RECORDS SUPPLIED =
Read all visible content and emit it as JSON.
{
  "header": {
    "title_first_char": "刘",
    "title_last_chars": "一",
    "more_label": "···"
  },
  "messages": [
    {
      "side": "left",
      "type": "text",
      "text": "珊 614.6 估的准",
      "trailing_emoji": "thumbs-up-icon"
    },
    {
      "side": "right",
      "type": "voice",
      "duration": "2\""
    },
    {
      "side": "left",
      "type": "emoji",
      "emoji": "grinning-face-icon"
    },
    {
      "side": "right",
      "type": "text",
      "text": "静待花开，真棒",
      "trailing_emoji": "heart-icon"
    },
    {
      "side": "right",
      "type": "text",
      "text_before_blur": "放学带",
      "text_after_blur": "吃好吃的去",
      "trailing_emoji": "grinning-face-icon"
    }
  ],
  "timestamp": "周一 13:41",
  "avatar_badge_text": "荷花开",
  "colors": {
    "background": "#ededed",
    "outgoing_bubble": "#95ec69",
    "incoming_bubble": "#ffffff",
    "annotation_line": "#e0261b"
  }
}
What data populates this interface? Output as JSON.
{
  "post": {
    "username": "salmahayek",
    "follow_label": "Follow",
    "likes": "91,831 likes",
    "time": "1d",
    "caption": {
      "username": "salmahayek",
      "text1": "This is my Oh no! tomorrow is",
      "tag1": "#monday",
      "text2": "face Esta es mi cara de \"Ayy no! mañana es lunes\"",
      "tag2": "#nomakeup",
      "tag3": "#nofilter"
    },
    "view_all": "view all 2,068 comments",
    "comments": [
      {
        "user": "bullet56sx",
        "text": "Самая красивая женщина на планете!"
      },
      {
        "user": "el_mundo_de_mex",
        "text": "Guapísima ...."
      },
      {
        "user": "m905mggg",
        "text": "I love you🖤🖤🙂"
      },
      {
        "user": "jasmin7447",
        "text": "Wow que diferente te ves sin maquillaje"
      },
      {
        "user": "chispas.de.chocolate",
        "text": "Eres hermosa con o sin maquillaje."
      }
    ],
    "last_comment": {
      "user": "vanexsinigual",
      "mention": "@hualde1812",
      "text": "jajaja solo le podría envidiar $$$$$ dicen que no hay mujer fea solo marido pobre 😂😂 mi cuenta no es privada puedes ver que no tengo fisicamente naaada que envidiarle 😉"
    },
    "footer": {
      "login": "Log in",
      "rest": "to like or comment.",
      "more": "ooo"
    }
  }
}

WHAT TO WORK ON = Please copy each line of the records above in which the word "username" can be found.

SOLUTION TO THE PROBLEM =
    "username": "salmahayek",
      "username": "salmahayek",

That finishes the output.